## Supplied material

┌────────

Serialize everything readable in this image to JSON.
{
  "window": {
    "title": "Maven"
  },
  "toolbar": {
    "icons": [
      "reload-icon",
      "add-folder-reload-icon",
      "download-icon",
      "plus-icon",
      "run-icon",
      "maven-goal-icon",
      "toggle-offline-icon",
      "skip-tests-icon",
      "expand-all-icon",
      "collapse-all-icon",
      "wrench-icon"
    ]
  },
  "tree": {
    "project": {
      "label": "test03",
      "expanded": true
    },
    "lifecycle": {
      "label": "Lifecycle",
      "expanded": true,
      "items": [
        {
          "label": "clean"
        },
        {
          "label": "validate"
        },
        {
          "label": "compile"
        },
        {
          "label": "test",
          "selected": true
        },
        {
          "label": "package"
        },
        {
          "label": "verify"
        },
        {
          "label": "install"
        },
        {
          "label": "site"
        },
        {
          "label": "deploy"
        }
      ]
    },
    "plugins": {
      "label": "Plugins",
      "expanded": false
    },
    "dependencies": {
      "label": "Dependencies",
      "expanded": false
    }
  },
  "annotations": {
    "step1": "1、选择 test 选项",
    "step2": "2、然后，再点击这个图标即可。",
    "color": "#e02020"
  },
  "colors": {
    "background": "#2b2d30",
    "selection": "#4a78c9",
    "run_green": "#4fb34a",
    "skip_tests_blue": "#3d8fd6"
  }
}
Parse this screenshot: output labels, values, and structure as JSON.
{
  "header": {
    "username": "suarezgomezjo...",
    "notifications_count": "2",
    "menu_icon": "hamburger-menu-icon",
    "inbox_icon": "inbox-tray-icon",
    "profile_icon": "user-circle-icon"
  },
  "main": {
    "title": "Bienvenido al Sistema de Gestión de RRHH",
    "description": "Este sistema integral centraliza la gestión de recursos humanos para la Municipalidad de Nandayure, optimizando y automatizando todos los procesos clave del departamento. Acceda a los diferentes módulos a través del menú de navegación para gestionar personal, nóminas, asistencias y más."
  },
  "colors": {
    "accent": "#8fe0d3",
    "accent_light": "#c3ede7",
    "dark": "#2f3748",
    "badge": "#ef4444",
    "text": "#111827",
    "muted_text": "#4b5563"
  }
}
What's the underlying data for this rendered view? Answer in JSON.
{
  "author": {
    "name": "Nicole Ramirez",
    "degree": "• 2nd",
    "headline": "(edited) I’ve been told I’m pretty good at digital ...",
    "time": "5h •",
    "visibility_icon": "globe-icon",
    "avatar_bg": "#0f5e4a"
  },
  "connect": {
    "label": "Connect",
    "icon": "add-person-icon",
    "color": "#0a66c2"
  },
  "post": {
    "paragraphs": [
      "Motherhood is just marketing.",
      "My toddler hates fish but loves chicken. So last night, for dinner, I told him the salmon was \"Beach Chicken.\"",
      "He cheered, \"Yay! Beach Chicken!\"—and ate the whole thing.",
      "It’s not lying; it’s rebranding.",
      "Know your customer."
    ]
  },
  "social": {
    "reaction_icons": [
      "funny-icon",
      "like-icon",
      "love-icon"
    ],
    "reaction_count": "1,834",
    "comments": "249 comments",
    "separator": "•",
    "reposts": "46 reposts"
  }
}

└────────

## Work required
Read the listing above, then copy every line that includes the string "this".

## Output of the exercise
Serialize everything readable in this image to JSON.
Parse this screenshot: output labels, values, and structure as JSON.
What's the underlying data for this rendered view? Answer in JSON.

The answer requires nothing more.